We are writing to let you know that your flights have been cancelled as requested, and the fare value of your ticket has been placed in a stored credit for you.
Here are the details of your stored credit:
This stored credit may be used towards payment of a new ticket of equal or higher fare value provided this meets the conditions of the new fare. The new fare might be higher than the original fare, depending on the fares available. If changed for a higher fare, the difference between the original fare and the new fare and applicable taxes must be paid in addition to any change fee. Taxes are also subject to change any difference will be charged to your Card upon your new booking.
Thank you for your Card Membership.
(Attachment name: Qantas Flights_cancelled.PDF_.zip)
'Qantas' Email Claims Flights Have Been Cancelled
According to this email, which claims to be from Australian airline Qantas, your flight tickets have been cancelled as per your request. The message explains that the fee for the tickets has been placed in a stored credit and may be used towards payments of later tickets.
The email suggests that you can read further details about the stored credit by opening an attached file.
Email is Not From Qantas - Attachment Contains Malware
However, the email is not from Qantas and the attachment does not contain information about flight credits. Instead, the attachment contains malware
If you open the attached .zip file, you will find a malicious .exe file inside. Both the .zip and the .exe files have a double extension that includes '.pdf'. This is a ruse to trick recipients into thinking that the attachment is a harmless .PDF. If file extensions are hidden - as they are by default on Windows based computers - the illusion that the files are innocent .pdfs will be even stronger.
Clicking the .exe file will install the malware. Once installed, the malware may record sensitive information such as passwords and usernames and send it to criminals. It may also download further malware and allow the criminals to take control of the computer from afar.
The scammers hope that at least a few people will be panicked into opening the attachment without due caution. Some who really do have flights booked may open the attachment in the mistaken belief that their flights have been cancelled in error. Others, believing that their credit card has been compromised and used to purchase flight tickets, may also go ahead and open the attachment.
If you receive one of these messages, do not click any links or open any attachments that it contains.
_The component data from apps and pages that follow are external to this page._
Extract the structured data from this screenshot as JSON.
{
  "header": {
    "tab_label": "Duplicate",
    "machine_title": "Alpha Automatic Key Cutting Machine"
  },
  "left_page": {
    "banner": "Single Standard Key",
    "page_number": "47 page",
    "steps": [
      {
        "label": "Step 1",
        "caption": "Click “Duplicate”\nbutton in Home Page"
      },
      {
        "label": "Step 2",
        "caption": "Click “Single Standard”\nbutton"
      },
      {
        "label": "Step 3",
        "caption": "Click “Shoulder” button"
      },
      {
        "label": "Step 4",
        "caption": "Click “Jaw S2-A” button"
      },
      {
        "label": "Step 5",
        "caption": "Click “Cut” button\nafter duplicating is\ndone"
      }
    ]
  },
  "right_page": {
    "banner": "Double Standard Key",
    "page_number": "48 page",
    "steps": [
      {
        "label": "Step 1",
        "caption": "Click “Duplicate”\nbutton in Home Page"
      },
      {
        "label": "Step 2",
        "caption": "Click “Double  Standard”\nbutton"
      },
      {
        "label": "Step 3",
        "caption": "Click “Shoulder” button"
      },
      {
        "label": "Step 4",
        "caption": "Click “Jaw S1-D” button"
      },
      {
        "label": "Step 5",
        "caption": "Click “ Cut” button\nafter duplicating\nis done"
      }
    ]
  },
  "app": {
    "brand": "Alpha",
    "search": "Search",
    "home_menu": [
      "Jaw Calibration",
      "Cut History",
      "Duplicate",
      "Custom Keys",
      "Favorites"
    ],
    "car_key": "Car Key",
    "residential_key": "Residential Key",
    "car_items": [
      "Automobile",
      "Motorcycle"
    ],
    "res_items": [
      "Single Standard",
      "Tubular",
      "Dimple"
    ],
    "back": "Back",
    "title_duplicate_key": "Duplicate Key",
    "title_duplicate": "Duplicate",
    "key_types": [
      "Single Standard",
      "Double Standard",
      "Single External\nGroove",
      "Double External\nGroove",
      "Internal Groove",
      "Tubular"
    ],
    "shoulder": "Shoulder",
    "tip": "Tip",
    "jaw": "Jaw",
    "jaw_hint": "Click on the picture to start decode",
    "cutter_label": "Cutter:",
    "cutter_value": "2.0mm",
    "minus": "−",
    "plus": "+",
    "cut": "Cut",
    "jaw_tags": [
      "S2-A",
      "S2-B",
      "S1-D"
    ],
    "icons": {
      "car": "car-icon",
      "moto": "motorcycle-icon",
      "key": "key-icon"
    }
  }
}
Last updated: February 24, 2015
First published: February 24, 2015
By Brett M. Christensen
Email Messages Distributing Malicious Software on February 19, 2015